Hoan Kiem Lake, shrouded in mist.
Hanoi is a twin city, encompassing both the ancient Sino-Vietnamese Old Town of Hà Nội, or 河內 (meaning “river interior”), as well as a more recent French confection – Hanoï ville. For 1000 years, the city has existed, and has variously been anointed capital city of what is today’s Northern Vietnam. It was also the capital city of French Indochina from 1887 to the Vietnam War.
As a result of its illustrious past, the city is suffused with history and memories, both glorious and painful, intimate and royal. Here are 5 essential things to do:
✑ Spend some time lingering by the banks of Hoan Kiem Lake 湖還劍 (“Lake of the Returned Sword”)- which lies at the very heart of the city and of Hanoi-ans’ collective memory. Go at dawn when the mist hangs heavy over the water and the view is heart-stoppingly beautiful. While you’re at it, visit the Ngoc Son Temple 祠玉山 (“Jade Mountain Temple”), situated on its very own island; and try to spot the one remaining giant turtle in the Lake’s murky depths before the entire species goes extinct.
✑ Explore the Old Town, also known as the 36 Streets (36 行), each dedicated to a particular traditional trade. Again, go at dawn, when people and motorbikes have’t yet appeared, so you can actually see the surprisingly varied architecture of the buildings, and leisurely stumble onto the dozens of temples dotting the area. Note that in Chinese, the character for “trade” is the same as that for “street” – 行.
✑ Pay a visit to the Temple of Literature or Van Mieu 文廟, and pour over the ancient stelae documenting the names, in Chinese characters, of scholars who passed the Imperial Examinations. Temples of Literature are dedicated to Confucius and may be found in China and nations traditionally in China’s sphere of influence: Korea, Japan and Vietnam.
✑ Take a walk down the city’s colonial quarters situated to the East and Southeast of Hoan Kiem Lake. Here you will find such grandiose monuments to la civilisation française – the likes of the Old Opera House, the Gothic Cathedral of St John and the former Banque de L’Indochine.
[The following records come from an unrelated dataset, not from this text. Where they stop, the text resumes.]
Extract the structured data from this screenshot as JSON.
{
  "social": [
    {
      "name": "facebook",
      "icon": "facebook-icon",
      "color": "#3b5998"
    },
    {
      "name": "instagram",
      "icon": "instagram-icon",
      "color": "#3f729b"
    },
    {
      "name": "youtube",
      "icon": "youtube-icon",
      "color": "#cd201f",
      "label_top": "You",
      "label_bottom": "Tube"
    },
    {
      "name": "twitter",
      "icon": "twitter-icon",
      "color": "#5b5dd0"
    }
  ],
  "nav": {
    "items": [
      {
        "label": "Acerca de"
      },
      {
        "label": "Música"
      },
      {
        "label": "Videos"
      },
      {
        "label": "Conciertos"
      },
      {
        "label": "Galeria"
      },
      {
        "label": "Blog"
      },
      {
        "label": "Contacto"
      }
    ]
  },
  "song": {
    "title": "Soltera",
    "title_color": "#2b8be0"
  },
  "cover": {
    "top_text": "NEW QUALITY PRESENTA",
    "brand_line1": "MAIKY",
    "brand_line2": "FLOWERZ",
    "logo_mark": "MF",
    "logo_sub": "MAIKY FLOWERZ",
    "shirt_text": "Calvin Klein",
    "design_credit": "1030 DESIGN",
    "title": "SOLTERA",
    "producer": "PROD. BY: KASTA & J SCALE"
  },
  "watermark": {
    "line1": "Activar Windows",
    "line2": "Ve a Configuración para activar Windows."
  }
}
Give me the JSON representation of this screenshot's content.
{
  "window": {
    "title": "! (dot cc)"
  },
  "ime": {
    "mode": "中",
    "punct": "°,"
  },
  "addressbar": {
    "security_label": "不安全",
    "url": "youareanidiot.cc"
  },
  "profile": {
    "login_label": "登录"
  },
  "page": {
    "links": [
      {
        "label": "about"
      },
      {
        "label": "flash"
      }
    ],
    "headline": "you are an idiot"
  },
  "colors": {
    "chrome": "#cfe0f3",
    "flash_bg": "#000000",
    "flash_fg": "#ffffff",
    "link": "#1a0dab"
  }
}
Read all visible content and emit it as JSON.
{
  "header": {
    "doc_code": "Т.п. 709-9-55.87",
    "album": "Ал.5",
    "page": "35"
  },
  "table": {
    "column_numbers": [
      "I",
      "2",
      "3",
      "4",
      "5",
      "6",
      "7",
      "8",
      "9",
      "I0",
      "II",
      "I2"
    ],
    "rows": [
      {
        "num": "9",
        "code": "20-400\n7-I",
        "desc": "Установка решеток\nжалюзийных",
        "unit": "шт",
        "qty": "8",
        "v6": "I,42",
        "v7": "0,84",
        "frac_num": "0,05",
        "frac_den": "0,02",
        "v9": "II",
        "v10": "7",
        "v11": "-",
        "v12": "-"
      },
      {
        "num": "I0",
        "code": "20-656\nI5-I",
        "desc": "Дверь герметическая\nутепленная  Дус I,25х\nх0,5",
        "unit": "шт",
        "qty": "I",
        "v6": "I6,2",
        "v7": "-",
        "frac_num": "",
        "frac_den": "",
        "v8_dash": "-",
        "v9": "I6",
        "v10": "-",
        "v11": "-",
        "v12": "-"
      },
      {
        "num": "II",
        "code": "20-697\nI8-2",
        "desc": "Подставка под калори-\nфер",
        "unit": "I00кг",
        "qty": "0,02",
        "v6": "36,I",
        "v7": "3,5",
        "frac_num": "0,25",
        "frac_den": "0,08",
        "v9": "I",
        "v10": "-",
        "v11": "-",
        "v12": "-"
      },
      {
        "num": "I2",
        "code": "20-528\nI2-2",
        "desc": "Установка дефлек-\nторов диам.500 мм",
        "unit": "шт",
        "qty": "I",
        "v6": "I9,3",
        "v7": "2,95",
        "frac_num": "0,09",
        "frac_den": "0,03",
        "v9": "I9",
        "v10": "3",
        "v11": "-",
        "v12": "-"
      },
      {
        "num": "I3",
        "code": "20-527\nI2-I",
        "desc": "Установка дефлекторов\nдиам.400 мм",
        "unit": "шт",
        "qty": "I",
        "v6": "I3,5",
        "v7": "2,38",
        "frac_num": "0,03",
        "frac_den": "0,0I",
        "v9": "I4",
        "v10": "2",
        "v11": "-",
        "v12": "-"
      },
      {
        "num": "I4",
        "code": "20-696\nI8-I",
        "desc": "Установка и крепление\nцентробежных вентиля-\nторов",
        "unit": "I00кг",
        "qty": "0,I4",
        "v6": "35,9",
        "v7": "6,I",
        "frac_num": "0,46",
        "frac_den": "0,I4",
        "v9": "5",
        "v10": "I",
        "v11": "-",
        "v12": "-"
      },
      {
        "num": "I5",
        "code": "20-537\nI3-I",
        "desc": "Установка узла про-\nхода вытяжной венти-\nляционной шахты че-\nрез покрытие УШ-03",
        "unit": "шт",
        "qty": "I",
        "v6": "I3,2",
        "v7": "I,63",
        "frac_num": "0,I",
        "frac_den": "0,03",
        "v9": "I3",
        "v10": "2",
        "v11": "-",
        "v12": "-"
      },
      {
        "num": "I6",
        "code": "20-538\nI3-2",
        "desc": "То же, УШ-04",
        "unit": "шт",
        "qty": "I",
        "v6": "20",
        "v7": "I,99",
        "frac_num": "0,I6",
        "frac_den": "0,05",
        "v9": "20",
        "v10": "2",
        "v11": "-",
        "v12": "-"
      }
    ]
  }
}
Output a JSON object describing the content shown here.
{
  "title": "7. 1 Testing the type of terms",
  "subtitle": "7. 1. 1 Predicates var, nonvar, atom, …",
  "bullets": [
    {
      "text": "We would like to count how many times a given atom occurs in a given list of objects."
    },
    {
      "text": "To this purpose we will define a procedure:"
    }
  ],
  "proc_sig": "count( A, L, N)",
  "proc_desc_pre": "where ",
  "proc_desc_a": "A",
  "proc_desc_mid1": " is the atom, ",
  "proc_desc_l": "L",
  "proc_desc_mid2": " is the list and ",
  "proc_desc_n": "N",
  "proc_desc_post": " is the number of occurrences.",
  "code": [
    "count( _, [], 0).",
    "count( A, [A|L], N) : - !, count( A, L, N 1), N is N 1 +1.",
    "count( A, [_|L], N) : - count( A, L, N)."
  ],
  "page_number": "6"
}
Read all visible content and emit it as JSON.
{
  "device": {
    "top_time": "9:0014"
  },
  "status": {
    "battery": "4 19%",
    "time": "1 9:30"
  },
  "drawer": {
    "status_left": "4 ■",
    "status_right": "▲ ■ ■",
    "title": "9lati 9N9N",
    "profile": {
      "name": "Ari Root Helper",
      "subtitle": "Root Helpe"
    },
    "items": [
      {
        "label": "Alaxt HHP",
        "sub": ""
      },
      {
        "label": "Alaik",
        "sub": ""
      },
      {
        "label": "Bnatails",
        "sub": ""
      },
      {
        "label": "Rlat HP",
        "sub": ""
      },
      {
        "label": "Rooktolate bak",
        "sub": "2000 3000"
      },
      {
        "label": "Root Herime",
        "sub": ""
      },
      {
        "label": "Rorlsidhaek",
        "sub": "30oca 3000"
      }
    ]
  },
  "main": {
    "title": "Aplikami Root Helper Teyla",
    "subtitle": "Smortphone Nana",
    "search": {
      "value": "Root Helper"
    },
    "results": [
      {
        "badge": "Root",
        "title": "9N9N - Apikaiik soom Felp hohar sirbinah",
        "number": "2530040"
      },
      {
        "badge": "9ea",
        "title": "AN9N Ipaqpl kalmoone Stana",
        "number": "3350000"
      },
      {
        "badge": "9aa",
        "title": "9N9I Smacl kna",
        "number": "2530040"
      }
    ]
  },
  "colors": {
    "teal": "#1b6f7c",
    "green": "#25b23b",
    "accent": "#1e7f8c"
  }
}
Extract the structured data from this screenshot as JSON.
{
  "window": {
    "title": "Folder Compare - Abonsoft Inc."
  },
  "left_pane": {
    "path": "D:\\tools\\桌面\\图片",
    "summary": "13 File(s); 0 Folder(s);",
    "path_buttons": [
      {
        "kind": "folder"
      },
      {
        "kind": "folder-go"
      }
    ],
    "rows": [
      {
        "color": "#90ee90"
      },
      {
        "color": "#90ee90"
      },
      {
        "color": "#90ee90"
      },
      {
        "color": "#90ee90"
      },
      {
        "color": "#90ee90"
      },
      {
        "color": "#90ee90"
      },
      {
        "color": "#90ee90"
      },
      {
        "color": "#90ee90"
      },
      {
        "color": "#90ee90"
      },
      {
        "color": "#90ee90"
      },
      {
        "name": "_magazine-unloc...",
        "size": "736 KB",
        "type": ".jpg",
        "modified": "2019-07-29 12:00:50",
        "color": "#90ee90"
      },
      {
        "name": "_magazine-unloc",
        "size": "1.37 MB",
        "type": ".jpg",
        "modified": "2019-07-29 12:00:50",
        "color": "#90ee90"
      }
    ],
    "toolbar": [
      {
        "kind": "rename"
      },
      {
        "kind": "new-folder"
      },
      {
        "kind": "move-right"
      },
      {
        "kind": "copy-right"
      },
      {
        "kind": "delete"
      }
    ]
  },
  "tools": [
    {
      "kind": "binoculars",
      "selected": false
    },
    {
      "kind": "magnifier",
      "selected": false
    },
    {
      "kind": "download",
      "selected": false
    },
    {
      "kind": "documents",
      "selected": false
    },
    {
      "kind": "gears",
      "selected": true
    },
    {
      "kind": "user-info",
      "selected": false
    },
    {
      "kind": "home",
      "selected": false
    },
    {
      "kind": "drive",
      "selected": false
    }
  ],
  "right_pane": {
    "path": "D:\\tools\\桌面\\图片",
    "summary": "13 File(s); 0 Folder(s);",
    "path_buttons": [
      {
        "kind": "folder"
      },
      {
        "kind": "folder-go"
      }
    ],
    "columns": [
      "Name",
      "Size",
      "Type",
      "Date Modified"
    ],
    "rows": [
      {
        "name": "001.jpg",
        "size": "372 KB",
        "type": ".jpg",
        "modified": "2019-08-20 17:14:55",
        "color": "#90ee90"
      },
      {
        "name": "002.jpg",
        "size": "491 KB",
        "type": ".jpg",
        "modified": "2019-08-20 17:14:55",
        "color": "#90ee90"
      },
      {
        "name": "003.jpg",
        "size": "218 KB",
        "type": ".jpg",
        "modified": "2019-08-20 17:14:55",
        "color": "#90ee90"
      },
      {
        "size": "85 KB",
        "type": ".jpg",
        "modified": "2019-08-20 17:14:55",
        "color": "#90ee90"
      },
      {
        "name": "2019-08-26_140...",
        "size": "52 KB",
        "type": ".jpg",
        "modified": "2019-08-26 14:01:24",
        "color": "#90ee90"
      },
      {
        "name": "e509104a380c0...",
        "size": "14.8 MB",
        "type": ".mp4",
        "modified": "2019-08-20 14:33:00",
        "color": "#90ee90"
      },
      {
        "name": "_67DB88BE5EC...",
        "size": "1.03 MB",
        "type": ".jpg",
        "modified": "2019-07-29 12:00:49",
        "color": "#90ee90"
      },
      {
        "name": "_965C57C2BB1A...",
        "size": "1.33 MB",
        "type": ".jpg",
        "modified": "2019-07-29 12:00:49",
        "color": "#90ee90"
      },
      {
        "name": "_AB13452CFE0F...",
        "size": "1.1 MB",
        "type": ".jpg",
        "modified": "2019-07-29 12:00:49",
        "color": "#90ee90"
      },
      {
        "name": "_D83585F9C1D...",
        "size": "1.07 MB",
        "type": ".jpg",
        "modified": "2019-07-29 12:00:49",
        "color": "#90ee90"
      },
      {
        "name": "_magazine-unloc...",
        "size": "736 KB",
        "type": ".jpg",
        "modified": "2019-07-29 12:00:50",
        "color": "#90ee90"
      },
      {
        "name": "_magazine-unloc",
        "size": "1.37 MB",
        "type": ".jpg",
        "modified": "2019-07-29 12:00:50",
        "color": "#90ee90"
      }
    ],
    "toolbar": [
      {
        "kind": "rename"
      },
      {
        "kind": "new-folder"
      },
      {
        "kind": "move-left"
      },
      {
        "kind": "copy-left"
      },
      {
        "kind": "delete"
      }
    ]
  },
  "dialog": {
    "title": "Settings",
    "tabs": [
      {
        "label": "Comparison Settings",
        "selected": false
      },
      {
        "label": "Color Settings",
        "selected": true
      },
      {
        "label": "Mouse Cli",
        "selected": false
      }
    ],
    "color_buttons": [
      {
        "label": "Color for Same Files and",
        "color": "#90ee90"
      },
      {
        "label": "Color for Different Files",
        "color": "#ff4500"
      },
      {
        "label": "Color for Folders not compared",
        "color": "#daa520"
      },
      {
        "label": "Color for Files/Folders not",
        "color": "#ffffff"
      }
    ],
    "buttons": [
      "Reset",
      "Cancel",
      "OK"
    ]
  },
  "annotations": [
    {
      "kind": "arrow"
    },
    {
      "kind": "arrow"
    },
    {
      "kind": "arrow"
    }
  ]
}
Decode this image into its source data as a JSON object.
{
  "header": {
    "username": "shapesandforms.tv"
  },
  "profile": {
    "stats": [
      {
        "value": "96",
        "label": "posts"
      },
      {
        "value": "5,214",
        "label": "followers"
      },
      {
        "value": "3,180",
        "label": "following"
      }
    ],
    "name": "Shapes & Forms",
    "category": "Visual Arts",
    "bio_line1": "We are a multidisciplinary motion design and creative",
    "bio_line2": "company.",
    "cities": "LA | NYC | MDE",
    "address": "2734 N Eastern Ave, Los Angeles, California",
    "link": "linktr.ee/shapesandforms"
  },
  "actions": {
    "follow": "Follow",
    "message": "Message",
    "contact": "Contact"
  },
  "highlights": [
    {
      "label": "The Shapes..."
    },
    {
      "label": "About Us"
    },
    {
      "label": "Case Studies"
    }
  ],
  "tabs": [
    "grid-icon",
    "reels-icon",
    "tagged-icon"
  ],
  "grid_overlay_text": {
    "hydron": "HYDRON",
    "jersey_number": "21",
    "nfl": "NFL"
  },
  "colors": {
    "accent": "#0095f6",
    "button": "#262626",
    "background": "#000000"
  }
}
Here also, you will find the infamous Maison Central, also known as the “Hanoi Hilton” and used as a prison for dissidents during the Colonial and Vietnam War eras.
✑ Take a tour of the city by a vintage 1950s Citroën (offered by the Sofitel Legend Metropole Hotel), for a delightfully nostalgic trip down memory lane, and the novelty value of having people stare at you through the windows.
Hanoi, like its sister city Saigon, is polluted, noisy, difficult to navigate and oftentimes completely enervating, on account of the traffic (and those thousands of feral motorbikes). The best time to see the city is at dawn, when everything is still and you are able to experience and appreciate the city as it was a hundred years ago. The best time to visit the city is during its winter season – Hanoi is only one degree south of Hong Kong and does actually get chilly towards December.
[The Romance of the Grand Tour – 100 Years of Travel in Southeast Asia is available now at all major bookstores in Singapore, Southeast Asia, Hong Kong and London. Find it also at http://www.amazon.com, http://www.waterstones.com and http://www.bookdepository.com.]
Hang Ma (or Votive Offering Street) in the Old Town, decked out for Tet – the Vietnamese / Chinese Lunar New Year.
A variation on the traditional shophouse architecture found all over Southeast Asia – here in Hanoi’s Old Town.
Names of graduates of the Imperial Examination, carved onto steles at the Temple of Literature.
Hanoi’s gothic Cathedral of St John.
The Hanoi Opera House and the Hilton Hotel.
The other “Hanoi Hilton.”
Vintage Citroens at the Sofitel Legend Metropole Hotel.
Inscription in Chinese characters at the Ngoc Son Temple reads “Wind and Moon.”